Task prompt: Retrieve all lines below that have the string "kind".

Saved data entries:
↓
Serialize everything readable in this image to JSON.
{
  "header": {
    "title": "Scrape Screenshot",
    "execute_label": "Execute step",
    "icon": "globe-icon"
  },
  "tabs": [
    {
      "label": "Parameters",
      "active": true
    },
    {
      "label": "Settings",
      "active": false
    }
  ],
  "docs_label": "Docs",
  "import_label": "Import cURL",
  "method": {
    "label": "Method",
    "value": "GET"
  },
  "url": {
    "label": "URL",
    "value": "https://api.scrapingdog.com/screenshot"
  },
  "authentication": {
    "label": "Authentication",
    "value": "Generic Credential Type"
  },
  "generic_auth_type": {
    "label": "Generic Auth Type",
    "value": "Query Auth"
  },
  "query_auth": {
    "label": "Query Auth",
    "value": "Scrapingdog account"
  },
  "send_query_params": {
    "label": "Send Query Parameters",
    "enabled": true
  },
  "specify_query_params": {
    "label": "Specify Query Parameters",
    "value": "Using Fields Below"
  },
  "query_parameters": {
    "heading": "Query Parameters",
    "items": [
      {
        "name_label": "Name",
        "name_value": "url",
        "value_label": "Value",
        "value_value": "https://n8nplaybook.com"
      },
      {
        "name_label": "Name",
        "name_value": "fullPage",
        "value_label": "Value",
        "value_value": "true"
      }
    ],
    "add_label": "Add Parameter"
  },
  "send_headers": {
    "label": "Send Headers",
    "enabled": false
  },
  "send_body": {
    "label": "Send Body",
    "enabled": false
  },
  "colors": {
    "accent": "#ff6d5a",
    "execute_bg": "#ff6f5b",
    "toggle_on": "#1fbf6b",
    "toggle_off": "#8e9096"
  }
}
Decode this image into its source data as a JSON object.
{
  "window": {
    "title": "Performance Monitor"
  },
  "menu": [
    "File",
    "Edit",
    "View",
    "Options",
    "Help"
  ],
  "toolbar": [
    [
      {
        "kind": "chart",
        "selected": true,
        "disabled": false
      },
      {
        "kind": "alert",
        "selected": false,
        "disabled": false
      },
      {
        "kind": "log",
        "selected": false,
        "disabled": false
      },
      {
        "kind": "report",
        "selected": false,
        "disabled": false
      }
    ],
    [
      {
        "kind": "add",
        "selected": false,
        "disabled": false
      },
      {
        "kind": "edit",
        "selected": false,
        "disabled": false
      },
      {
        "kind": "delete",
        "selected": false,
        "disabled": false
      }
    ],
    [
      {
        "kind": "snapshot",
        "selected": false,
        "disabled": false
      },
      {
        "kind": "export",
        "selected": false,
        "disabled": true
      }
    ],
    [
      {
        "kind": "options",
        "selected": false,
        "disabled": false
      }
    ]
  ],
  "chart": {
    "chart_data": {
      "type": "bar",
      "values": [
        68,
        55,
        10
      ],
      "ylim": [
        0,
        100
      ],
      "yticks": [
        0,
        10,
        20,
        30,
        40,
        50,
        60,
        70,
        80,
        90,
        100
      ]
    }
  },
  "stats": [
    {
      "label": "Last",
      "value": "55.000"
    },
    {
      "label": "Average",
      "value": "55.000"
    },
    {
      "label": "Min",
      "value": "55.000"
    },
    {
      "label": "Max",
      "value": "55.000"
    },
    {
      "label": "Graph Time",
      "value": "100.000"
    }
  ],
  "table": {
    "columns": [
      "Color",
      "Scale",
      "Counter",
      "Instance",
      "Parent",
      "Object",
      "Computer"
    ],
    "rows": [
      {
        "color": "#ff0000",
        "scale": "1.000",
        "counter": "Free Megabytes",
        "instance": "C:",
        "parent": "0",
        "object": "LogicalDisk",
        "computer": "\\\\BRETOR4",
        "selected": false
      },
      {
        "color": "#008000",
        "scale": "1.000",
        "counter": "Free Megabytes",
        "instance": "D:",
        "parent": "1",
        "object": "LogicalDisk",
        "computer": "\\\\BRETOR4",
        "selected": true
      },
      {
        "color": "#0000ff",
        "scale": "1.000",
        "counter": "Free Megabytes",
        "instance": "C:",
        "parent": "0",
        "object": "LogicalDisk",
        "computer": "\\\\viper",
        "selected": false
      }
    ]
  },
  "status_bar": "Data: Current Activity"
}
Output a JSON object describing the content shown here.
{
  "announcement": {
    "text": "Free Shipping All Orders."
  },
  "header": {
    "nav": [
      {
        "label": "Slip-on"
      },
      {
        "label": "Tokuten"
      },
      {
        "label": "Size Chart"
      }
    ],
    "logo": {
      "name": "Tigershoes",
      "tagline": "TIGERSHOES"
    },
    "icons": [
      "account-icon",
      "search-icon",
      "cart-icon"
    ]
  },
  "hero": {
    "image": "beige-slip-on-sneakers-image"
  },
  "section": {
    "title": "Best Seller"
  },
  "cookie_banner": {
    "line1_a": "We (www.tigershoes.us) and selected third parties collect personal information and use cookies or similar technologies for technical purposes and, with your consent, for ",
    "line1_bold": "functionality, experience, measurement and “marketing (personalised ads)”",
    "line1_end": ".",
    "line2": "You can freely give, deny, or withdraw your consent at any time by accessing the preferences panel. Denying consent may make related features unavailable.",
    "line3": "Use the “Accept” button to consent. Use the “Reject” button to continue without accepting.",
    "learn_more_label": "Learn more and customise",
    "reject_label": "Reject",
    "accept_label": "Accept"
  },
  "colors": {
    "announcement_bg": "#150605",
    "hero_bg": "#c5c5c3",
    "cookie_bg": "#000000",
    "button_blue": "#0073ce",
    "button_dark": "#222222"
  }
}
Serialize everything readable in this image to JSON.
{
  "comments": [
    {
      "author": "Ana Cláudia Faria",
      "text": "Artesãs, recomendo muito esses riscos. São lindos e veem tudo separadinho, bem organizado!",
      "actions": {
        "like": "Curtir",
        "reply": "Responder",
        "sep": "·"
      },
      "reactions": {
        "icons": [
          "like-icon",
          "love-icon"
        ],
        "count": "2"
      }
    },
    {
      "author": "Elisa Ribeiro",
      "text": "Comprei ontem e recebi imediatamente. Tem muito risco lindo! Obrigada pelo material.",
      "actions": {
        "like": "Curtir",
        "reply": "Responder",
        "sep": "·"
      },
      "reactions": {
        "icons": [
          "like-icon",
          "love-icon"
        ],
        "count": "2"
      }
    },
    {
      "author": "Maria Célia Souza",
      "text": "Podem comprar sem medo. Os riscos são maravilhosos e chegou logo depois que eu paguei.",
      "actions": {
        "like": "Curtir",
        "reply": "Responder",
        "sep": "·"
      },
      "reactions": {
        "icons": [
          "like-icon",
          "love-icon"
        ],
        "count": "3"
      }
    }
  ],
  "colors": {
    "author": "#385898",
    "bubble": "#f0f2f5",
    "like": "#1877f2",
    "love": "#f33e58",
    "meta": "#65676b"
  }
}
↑
Answer section:
        "kind": "chart",
        "kind": "alert",
        "kind": "log",
        "kind": "report",
        "kind": "add",
        "kind": "edit",
        "kind": "delete",
        "kind": "snapshot",
        "kind": "export",
        "kind": "options",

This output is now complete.